Sports promoting sustainable development
Numerous sports organisations have introduced measures to promote sustainable development and to measure, manage and mitigate climate impact. The London 2012 Olympic Summer Games truly moved the dial and have been hailed as the most sustainable Games in history. The ambitious London 2012 sustainability program included measuring the carbon footprint over the entire project term, implementing a waste strategy to achieve zero Games-time waste to landfill and delivering a public transport Games. In 2016, following a significant carbon footprint reduction programme at the FIFA World Cup 2014, FIFA became the first international sports organisation to join the UN initiative “Climate Neutral Now.” The UEFA Euro 2016 Championships saw the delivery of a comprehensive sustainability programme that will serve as a model for future Euro events. Several other sports have followed suit, including equestrian and sailing. The International Equestrian Federation established a sustainability policy already in 2014 while World Sailing set up a Sustainability Commission and created the role of a Sustainability Programme Manager as recently as in March 2017. In winter sport, FIS and the International Ice Hockey Federation (IIHF) are just two international winter sport federations to have issued Green Guides to help their organisers consider sustainability in event organisation. These guidelines present checklists, examples and links in areas such as transportation, waste and management, procurement and social inclusion.
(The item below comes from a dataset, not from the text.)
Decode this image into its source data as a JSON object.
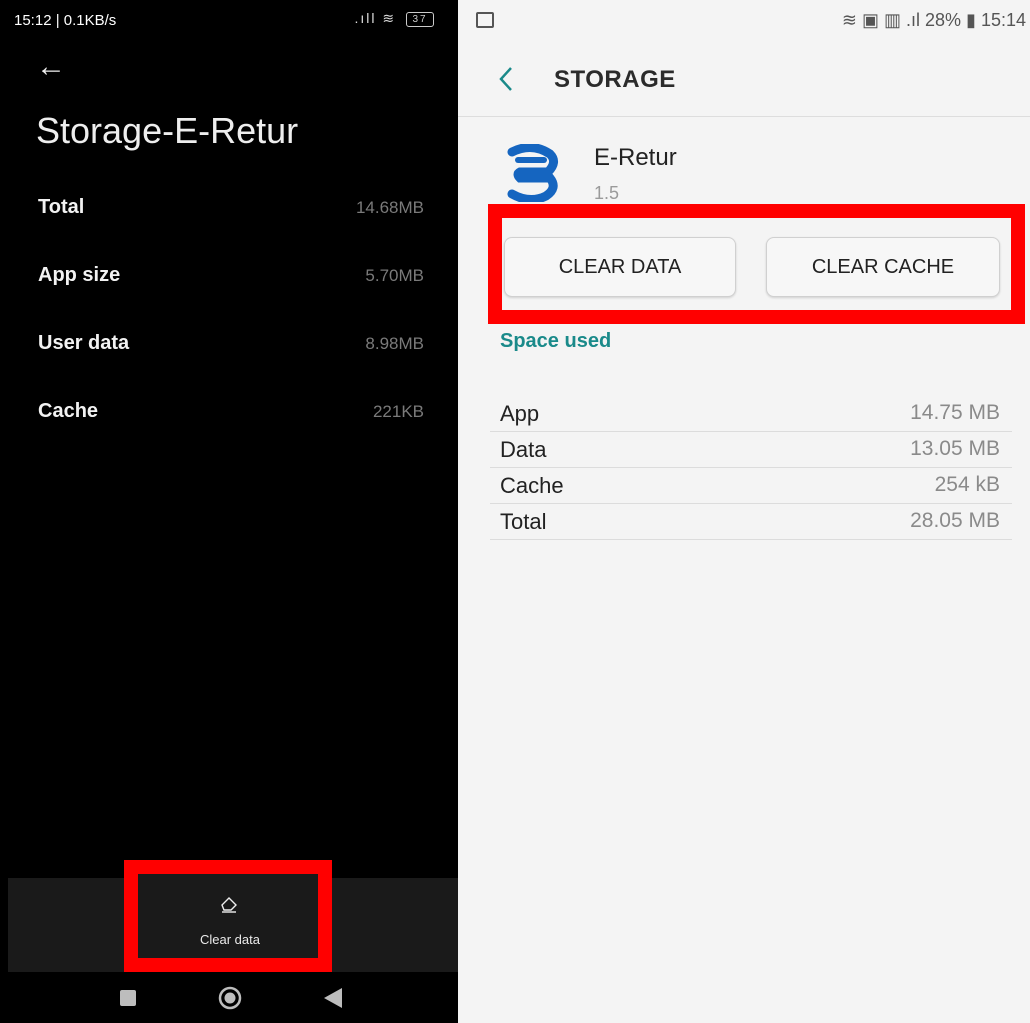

As part of Agenda 2020, the IOC adopted a new sustainability strategy in December 2016. This strategy will push the boundaries within the IOC itself, within the Games, and within the Olympic movement including the international federations and the national Olympic committees. Concerning the Games, the IOC yields contractual power to push the organisers of the upcoming Olympics.
Threat to the business
Undeniably, climate change is the greatest environmental concern for mountain communities, and a number of ski resorts have chosen to tackle it head on. Some have implemented comprehensive sustainability programmes featuring fleets of hybrid or electric ski buses and low-energy snow-making systems. Others focus on providing environment-friendly transport to and from the resort (known as the main source of emissions in ski sports!), reducing and recycling waste, and managing their supply chain. A number of labelling schemes, such as French Flocon Vert, have emerged to communicate these efforts to the consumers to enable informed decision-making. At the national level, the US National Ski Areas Association established its environmental charter called Sustainable Slopes in 2000 which has grown year-on-year. One of the leading US resort companies, Vail Resorts, just announced an aggressive sustainability commitment called “Epic Promise for a Zero Footprint” that commits it to zero net operating footprint by 2030. Major initiatives have been driven by other ski industry businesses, too, such as Patagonia that is known as the conscience of the outdoor industry, forsaking profits to do the right thing. An example of leadership by a ski event organiser is the resort of Squaw Valley Alpine Meadows that hosted the first carbon neutral FIS Ski World Cup event in history. Its event footprint ‒ measured at 400 metric tons of carbon dioxide – will be offset over 16 years by a local solar installation providing clean power to lifts and facilities at Squaw Valley. In equally innovative fashion, the upcoming FIS Alpine World Ski Championships 2019 in Åre, Sweden, together with the 2019 Biathlon World Championships in neighbouring Östersund, have joined forces with local and regional governments, transport and energy services providers to stage the first ever fossil-fuel free championships.
Power of sport and people
The greatest opportunity for sports to impact change, however, is likely its role in helping rally public support. Through the power to touch people emotionally, sport is uniquely qualified to act as a change agent. Behavioural change is what the COP 21 goals need most. Behavioural change through sport comes about through events and athletes serving as role models for enthusiastic fans. Especially the star athlete ambassadors have the capacity to directly inspire their fans. Protect Our Winters (POW), a US-based advocacy organisation with operations in half a dozen countries, operates on this premise. Its POWRiders Alliance empowers snow sport athletes to lead by example, speak up for their beliefs and help create a social movement to combat climate change. Sport and Sustainability International is another recently established advocacy organisation that works to establish sustainability as a key business principle throughout the global sports industry. In the final analysis, however, positive change may depend on the global skiers themselves to demand that ski resorts, snow sport businesses and sport organisations engage in progressive, sustainable operational practices and contribute to changing climate policy. So, the ball is in our very own court – let’s all work together to keep winters cool and the powder deep!